### How to complete this task
Your answer must be an exact copy of all the entries.

[Web page and app entries]
* * * * * * *
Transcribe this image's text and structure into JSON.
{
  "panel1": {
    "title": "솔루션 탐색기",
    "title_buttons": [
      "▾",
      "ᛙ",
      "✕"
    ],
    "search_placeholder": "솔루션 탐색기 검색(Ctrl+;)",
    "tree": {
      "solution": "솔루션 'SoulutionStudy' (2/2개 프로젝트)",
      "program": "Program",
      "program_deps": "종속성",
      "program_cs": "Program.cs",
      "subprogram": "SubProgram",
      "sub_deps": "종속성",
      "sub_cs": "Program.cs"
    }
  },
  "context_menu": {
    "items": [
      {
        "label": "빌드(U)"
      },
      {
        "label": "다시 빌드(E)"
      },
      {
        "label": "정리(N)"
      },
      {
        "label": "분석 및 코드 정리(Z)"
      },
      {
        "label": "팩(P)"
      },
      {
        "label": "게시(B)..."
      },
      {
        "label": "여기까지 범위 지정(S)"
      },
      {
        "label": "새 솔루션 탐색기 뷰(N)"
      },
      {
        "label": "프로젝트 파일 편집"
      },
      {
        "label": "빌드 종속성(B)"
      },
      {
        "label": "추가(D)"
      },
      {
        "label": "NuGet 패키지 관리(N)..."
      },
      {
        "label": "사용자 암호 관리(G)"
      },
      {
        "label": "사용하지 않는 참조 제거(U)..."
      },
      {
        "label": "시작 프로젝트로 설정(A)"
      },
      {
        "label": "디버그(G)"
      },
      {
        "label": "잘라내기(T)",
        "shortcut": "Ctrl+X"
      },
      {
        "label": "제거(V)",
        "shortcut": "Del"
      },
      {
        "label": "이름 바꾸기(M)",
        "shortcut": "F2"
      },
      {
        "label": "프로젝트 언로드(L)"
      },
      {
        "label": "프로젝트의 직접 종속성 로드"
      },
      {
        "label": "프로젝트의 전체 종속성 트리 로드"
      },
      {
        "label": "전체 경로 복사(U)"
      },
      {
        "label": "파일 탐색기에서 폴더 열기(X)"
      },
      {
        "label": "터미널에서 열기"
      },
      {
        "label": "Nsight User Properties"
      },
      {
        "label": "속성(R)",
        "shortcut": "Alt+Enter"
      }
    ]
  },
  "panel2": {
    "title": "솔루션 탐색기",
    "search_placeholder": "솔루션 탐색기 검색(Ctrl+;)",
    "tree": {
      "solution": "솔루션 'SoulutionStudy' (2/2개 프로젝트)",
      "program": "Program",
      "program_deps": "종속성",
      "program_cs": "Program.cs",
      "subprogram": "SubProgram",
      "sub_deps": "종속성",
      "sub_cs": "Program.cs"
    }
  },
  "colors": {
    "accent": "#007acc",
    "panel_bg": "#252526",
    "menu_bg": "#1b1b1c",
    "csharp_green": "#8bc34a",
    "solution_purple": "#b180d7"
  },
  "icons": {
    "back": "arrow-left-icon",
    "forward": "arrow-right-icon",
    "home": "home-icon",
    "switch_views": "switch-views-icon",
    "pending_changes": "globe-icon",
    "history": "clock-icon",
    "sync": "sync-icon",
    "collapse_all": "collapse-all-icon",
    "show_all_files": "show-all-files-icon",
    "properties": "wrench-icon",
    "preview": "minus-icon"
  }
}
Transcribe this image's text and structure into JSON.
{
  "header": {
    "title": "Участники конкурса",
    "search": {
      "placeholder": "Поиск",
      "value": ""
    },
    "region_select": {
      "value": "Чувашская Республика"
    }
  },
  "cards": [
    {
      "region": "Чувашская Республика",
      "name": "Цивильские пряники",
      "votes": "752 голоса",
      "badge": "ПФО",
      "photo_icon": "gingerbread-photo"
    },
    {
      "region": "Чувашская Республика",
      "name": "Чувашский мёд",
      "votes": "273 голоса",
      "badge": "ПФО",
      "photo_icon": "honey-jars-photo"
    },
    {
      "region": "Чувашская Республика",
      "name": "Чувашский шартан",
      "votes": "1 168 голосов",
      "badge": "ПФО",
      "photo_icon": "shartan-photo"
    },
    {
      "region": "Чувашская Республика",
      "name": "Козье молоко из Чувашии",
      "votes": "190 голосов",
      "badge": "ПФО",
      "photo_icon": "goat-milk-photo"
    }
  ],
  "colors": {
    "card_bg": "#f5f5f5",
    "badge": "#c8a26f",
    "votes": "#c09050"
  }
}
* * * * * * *
### Response box
Transcribe this image's text and structure into JSON.
{
  "panel1": {
    "title": "솔루션 탐색기",
    "title_buttons": [
      "▾",
      "ᛙ",
      "✕"
    ],
    "search_placeholder": "솔루션 탐색기 검색(Ctrl+;)",
    "tree": {
      "solution": "솔루션 'SoulutionStudy' (2/2개 프로젝트)",
      "program": "Program",
      "program_deps": "종속성",
      "program_cs": "Program.cs",
      "subprogram": "SubProgram",
      "sub_deps": "종속성",
      "sub_cs": "Program.cs"
    }
  },
  "context_menu": {
    "items": [
      {
        "label": "빌드(U)"
      },
      {
        "label": "다시 빌드(E)"
      },
      {
        "label": "정리(N)"
      },
      {
        "label": "분석 및 코드 정리(Z)"
      },
      {
        "label": "팩(P)"
      },
      {
        "label": "게시(B)..."
      },
      {
        "label": "여기까지 범위 지정(S)"
      },
      {
        "label": "새 솔루션 탐색기 뷰(N)"
      },
      {
        "label": "프로젝트 파일 편집"
      },
      {
        "label": "빌드 종속성(B)"
      },
      {
        "label": "추가(D)"
      },
      {
        "label": "NuGet 패키지 관리(N)..."
      },
      {
        "label": "사용자 암호 관리(G)"
      },
      {
        "label": "사용하지 않는 참조 제거(U)..."
      },
      {
        "label": "시작 프로젝트로 설정(A)"
      },
      {
        "label": "디버그(G)"
      },
      {
        "label": "잘라내기(T)",
        "shortcut": "Ctrl+X"
      },
      {
        "label": "제거(V)",
        "shortcut": "Del"
      },
      {
        "label": "이름 바꾸기(M)",
        "shortcut": "F2"
      },
      {
        "label": "프로젝트 언로드(L)"
      },
      {
        "label": "프로젝트의 직접 종속성 로드"
      },
      {
        "label": "프로젝트의 전체 종속성 트리 로드"
      },
      {
        "label": "전체 경로 복사(U)"
      },
      {
        "label": "파일 탐색기에서 폴더 열기(X)"
      },
      {
        "label": "터미널에서 열기"
      },
      {
        "label": "Nsight User Properties"
      },
      {
        "label": "속성(R)",
        "shortcut": "Alt+Enter"
      }
    ]
  },
  "panel2": {
    "title": "솔루션 탐색기",
    "search_placeholder": "솔루션 탐색기 검색(Ctrl+;)",
    "tree": {
      "solution": "솔루션 'SoulutionStudy' (2/2개 프로젝트)",
      "program": "Program",
      "program_deps": "종속성",
      "program_cs": "Program.cs",
      "subprogram": "SubProgram",
      "sub_deps": "종속성",
      "sub_cs": "Program.cs"
    }
  },
  "colors": {
    "accent": "#007acc",
    "panel_bg": "#252526",
    "menu_bg": "#1b1b1c",
    "csharp_green": "#8bc34a",
    "solution_purple": "#b180d7"
  },
  "icons": {
    "back": "arrow-left-icon",
    "forward": "arrow-right-icon",
    "home": "home-icon",
    "switch_views": "switch-views-icon",
    "pending_changes": "globe-icon",
    "history": "clock-icon",
    "sync": "sync-icon",
    "collapse_all": "collapse-all-icon",
    "show_all_files": "show-all-files-icon",
    "properties": "wrench-icon",
    "preview": "minus-icon"
  }
}
Transcribe this image's text and structure into JSON.
{
  "header": {
    "title": "Участники конкурса",
    "search": {
      "placeholder": "Поиск",
      "value": ""
    },
    "region_select": {
      "value": "Чувашская Республика"
    }
  },
  "cards": [
    {
      "region": "Чувашская Республика",
      "name": "Цивильские пряники",
      "votes": "752 голоса",
      "badge": "ПФО",
      "photo_icon": "gingerbread-photo"
    },
    {
      "region": "Чувашская Республика",
      "name": "Чувашский мёд",
      "votes": "273 голоса",
      "badge": "ПФО",
      "photo_icon": "honey-jars-photo"
    },
    {
      "region": "Чувашская Республика",
      "name": "Чувашский шартан",
      "votes": "1 168 голосов",
      "badge": "ПФО",
      "photo_icon": "shartan-photo"
    },
    {
      "region": "Чувашская Республика",
      "name": "Козье молоко из Чувашии",
      "votes": "190 голосов",
      "badge": "ПФО",
      "photo_icon": "goat-milk-photo"
    }
  ],
  "colors": {
    "card_bg": "#f5f5f5",
    "badge": "#c8a26f",
    "votes": "#c09050"
  }
}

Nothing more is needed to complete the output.